Vancouver Mayor Kennedy Stewart says a record number of fatal overdoses in B-C last year underscores the urgency of the city’s request to decriminalize simple drug possession. Federal Health Minister Patty Hajdu has agreed to work with the city after it asked for an exemption from the law. Stewart says the city is working with health experts and police to bolster its case and expects to file the first part of its submissions to Health Canada by March 1st. He says a safe supply system is also needed after a poisoned drug supply led to more than 17-hundred deaths last year, including 408 in Vancouver alone.
A legislature committee looking at changing the Police Act has been told it should consider “de-tasking” police where possible to free up funds for affordable housing. BC Human Rights Commissioner Kasari Govender says people who are homeless, Indigenous Peoples and those living in poverty have far more interactions with police. Govender says the Human Rights Commission should be amended to give them added protection and access to justice when dealing with officers. She also says race-based data should be collected to help eliminate systemic racism in policing.
Prosecutors in Donald Trump’s impeachment trial say dire harm from his false and violent incitements will vex American democracy long into the future. They’re calling on the Senate to convict him of impeachment and bar him from future office. The House prosecutors have concluded two days of emotional arguments in Trump’s historic trial on accusations he incited last month’s deadly Capitol mob invasion. Trump’s defence will take the Senate floor tomorrow, arguing that— as terrible as the attack was — it clearly was not the former president’s doing. The proceedings could finish with a vote this weekend.
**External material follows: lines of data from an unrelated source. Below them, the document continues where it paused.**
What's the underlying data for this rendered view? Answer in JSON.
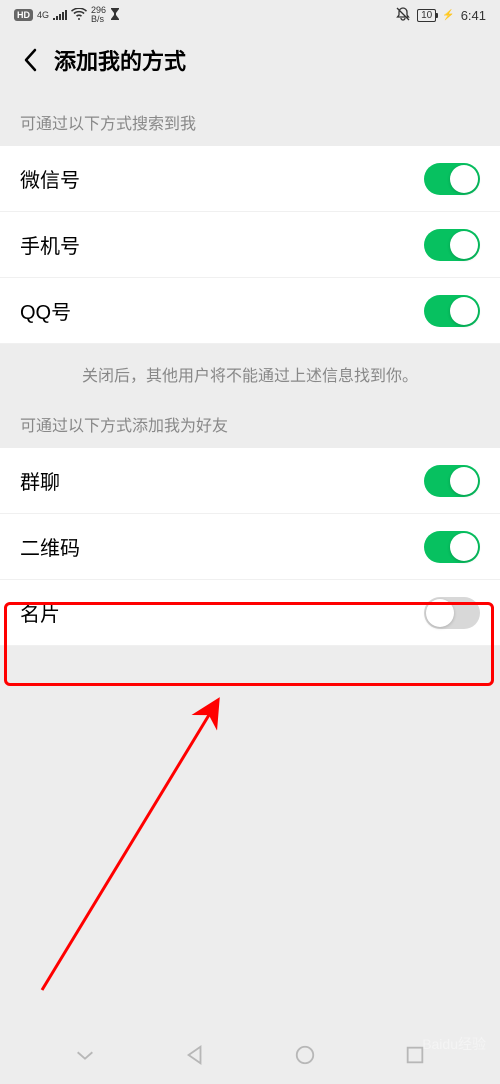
{
  "status": {
    "hd": "HD",
    "network_label": "4G",
    "speed": "296",
    "speed_unit": "B/s",
    "battery": "10",
    "time": "6:41"
  },
  "nav": {
    "title": "添加我的方式"
  },
  "section1": {
    "header": "可通过以下方式搜索到我",
    "items": [
      {
        "label": "微信号",
        "on": true
      },
      {
        "label": "手机号",
        "on": true
      },
      {
        "label": "QQ号",
        "on": true
      }
    ],
    "hint": "关闭后，其他用户将不能通过上述信息找到你。"
  },
  "section2": {
    "header": "可通过以下方式添加我为好友",
    "items": [
      {
        "label": "群聊",
        "on": true
      },
      {
        "label": "二维码",
        "on": true
      },
      {
        "label": "名片",
        "on": false
      }
    ]
  },
  "watermark": "Baidu经验"
}
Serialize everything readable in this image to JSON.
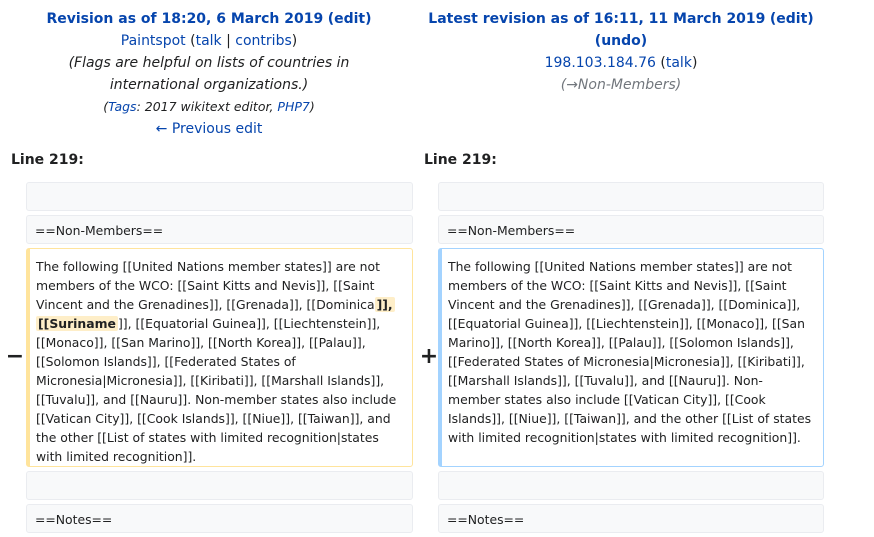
{
  "left": {
    "title": "Revision as of 18:20, 6 March 2019",
    "edit": "edit",
    "user": "Paintspot",
    "talk": "talk",
    "contribs": "contribs",
    "summary": "(Flags are helpful on lists of countries in international organizations.)",
    "tags_label": "Tags",
    "tag1": "2017 wikitext editor",
    "tag2": "PHP7",
    "prev": "← Previous edit",
    "line": "Line 219:"
  },
  "right": {
    "title": "Latest revision as of 16:11, 11 March 2019",
    "edit": "edit",
    "undo": "undo",
    "user": "198.103.184.76",
    "talk": "talk",
    "summary": "→Non-Members",
    "line": "Line 219:"
  },
  "diff": {
    "heading1": "==Non-Members==",
    "heading2": "==Notes==",
    "minus": "−",
    "plus": "+",
    "old_a": "The following [[United Nations member states]] are not members of the WCO: [[Saint Kitts and Nevis]], [[Saint Vincent and the Grenadines]], [[Grenada]], [[Dominica",
    "old_mark1": "]],",
    "old_mark2": "[[Suriname",
    "old_b": "]], [[Equatorial Guinea]], [[Liechtenstein]], [[Monaco]], [[San Marino]], [[North Korea]], [[Palau]], [[Solomon Islands]], [[Federated States of Micronesia|Micronesia]], [[Kiribati]], [[Marshall Islands]], [[Tuvalu]], and [[Nauru]]. Non-member states also include [[Vatican City]], [[Cook Islands]], [[Niue]], [[Taiwan]], and the other [[List of states with limited recognition|states with limited recognition]].",
    "new": "The following [[United Nations member states]] are not members of the WCO: [[Saint Kitts and Nevis]], [[Saint Vincent and the Grenadines]], [[Grenada]], [[Dominica]], [[Equatorial Guinea]], [[Liechtenstein]], [[Monaco]], [[San Marino]], [[North Korea]], [[Palau]], [[Solomon Islands]], [[Federated States of Micronesia|Micronesia]], [[Kiribati]], [[Marshall Islands]], [[Tuvalu]], and [[Nauru]]. Non-member states also include [[Vatican City]], [[Cook Islands]], [[Niue]], [[Taiwan]], and the other [[List of states with limited recognition|states with limited recognition]]."
  }
}
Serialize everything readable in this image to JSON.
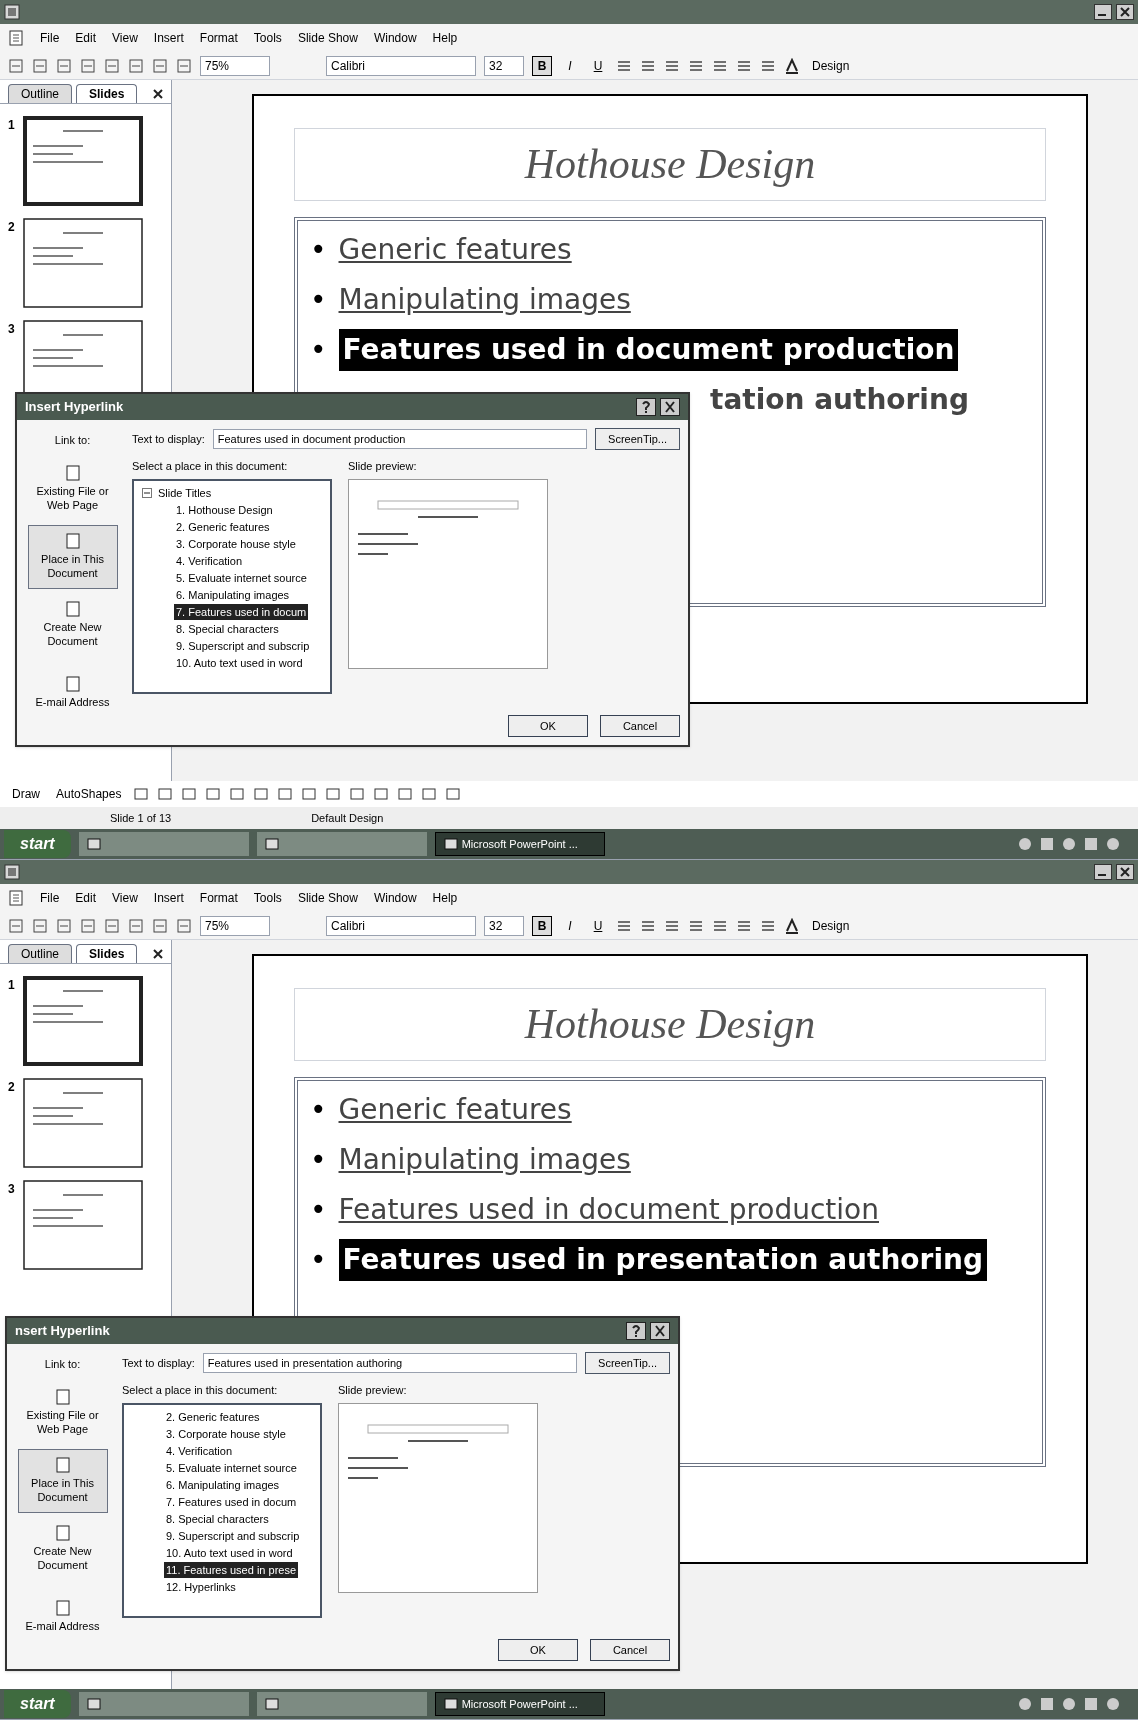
{
  "screens": [
    {
      "menu": [
        "File",
        "Edit",
        "View",
        "Insert",
        "Format",
        "Tools",
        "Slide Show",
        "Window",
        "Help"
      ],
      "toolbar": {
        "zoom": "75%",
        "font": "Calibri",
        "size": "32",
        "format_buttons": [
          {
            "label": "B",
            "on": true
          },
          {
            "label": "I",
            "on": false
          },
          {
            "label": "U",
            "on": false
          }
        ],
        "design": "Design"
      },
      "panel_tabs": [
        {
          "label": "Outline",
          "selected": false
        },
        {
          "label": "Slides",
          "selected": true
        }
      ],
      "thumbnails": [
        {
          "number": "1",
          "selected": true
        },
        {
          "number": "2",
          "selected": false
        },
        {
          "number": "3",
          "selected": false
        }
      ],
      "slide": {
        "title": "Hothouse Design",
        "bullets": [
          {
            "kind": "full",
            "bullet": "•",
            "text": "Generic features",
            "hyperlink": true,
            "selected": false
          },
          {
            "kind": "full",
            "bullet": "•",
            "text": "Manipulating images",
            "hyperlink": true,
            "selected": false
          },
          {
            "kind": "full",
            "bullet": "•",
            "text": "Features used in document production",
            "hyperlink": false,
            "selected": true
          },
          {
            "kind": "cut",
            "text": "tation authoring",
            "hyperlink": false,
            "selected": false
          }
        ]
      },
      "dialog": {
        "title": "Insert Hyperlink",
        "link_to": "Link to:",
        "link_options": [
          {
            "label": "Existing File or Web Page",
            "selected": false
          },
          {
            "label": "Place in This Document",
            "selected": true
          },
          {
            "label": "Create New Document",
            "selected": false
          },
          {
            "label": "E-mail Address",
            "selected": false
          }
        ],
        "text_label": "Text to display:",
        "text_value": "Features used in document production",
        "screentip": "ScreenTip...",
        "place_label": "Select a place in this document:",
        "preview_label": "Slide preview:",
        "tree": [
          {
            "label": "Slide Titles",
            "expanded": true,
            "selected": false,
            "children": [
              {
                "label": "1. Hothouse Design",
                "selected": false
              },
              {
                "label": "2. Generic features",
                "selected": false
              },
              {
                "label": "3. Corporate house style",
                "selected": false
              },
              {
                "label": "4. Verification",
                "selected": false
              },
              {
                "label": "5. Evaluate internet source",
                "selected": false
              },
              {
                "label": "6. Manipulating images",
                "selected": false
              },
              {
                "label": "7. Features used in docum",
                "selected": true
              },
              {
                "label": "8. Special characters",
                "selected": false
              },
              {
                "label": "9. Superscript and subscrip",
                "selected": false
              },
              {
                "label": "10. Auto text used in word",
                "selected": false
              }
            ]
          }
        ],
        "ok": "OK",
        "cancel": "Cancel"
      },
      "drawing_toolbar": {
        "draw": "Draw",
        "autoshapes": "AutoShapes"
      },
      "status_bar": [
        "Slide 1 of 13",
        "Default Design"
      ],
      "taskbar": {
        "start": "start",
        "tasks": [
          {
            "selected": false
          },
          {
            "selected": false
          },
          {
            "label": "Microsoft PowerPoint ...",
            "selected": true
          }
        ]
      }
    },
    {
      "menu": [
        "File",
        "Edit",
        "View",
        "Insert",
        "Format",
        "Tools",
        "Slide Show",
        "Window",
        "Help"
      ],
      "toolbar": {
        "zoom": "75%",
        "font": "Calibri",
        "size": "32",
        "format_buttons": [
          {
            "label": "B",
            "on": true
          },
          {
            "label": "I",
            "on": false
          },
          {
            "label": "U",
            "on": false
          }
        ],
        "design": "Design"
      },
      "panel_tabs": [
        {
          "label": "Outline",
          "selected": false
        },
        {
          "label": "Slides",
          "selected": true
        }
      ],
      "thumbnails": [
        {
          "number": "1",
          "selected": true
        },
        {
          "number": "2",
          "selected": false
        },
        {
          "number": "3",
          "selected": false
        }
      ],
      "slide": {
        "title": "Hothouse Design",
        "bullets": [
          {
            "kind": "full",
            "bullet": "•",
            "text": "Generic features",
            "hyperlink": true,
            "selected": false
          },
          {
            "kind": "full",
            "bullet": "•",
            "text": "Manipulating images",
            "hyperlink": true,
            "selected": false
          },
          {
            "kind": "full",
            "bullet": "•",
            "text": "Features used in document production",
            "hyperlink": true,
            "selected": false
          },
          {
            "kind": "full",
            "bullet": "•",
            "text": "Features used in presentation authoring",
            "hyperlink": false,
            "selected": true
          }
        ]
      },
      "dialog": {
        "title": "nsert Hyperlink",
        "link_to": "Link to:",
        "link_options": [
          {
            "label": "Existing File or Web Page",
            "selected": false
          },
          {
            "label": "Place in This Document",
            "selected": true
          },
          {
            "label": "Create New Document",
            "selected": false
          },
          {
            "label": "E-mail Address",
            "selected": false
          }
        ],
        "text_label": "Text to display:",
        "text_value": "Features used in presentation authoring",
        "screentip": "ScreenTip...",
        "place_label": "Select a place in this document:",
        "preview_label": "Slide preview:",
        "tree": [
          {
            "label": "2. Generic features",
            "selected": false
          },
          {
            "label": "3. Corporate house style",
            "selected": false
          },
          {
            "label": "4. Verification",
            "selected": false
          },
          {
            "label": "5. Evaluate internet source",
            "selected": false
          },
          {
            "label": "6. Manipulating images",
            "selected": false
          },
          {
            "label": "7. Features used in docum",
            "selected": false
          },
          {
            "label": "8. Special characters",
            "selected": false
          },
          {
            "label": "9. Superscript and subscrip",
            "selected": false
          },
          {
            "label": "10. Auto text used in word",
            "selected": false
          },
          {
            "label": "11. Features used in prese",
            "selected": true
          },
          {
            "label": "12. Hyperlinks",
            "selected": false
          }
        ],
        "ok": "OK",
        "cancel": "Cancel"
      },
      "taskbar": {
        "start": "start",
        "tasks": [
          {
            "selected": false
          },
          {
            "selected": false
          },
          {
            "label": "Microsoft PowerPoint ...",
            "selected": true
          }
        ]
      }
    }
  ]
}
A month-long slowdown in Canada’s COVID-19 vaccine deliveries will finally be over. In a virtual roundtable with nurses and doctors from around Canada, Prime Minister Justin Trudeau acknowledged that the rollout of vaccines across the country has been lagging. But federal officials now say the pace will pick up starting next week. Trudeau says things are about to get better in the fight against the coronavirus, with Canada approaching something he called “the big lift” with millions of vaccines about to reach our shores.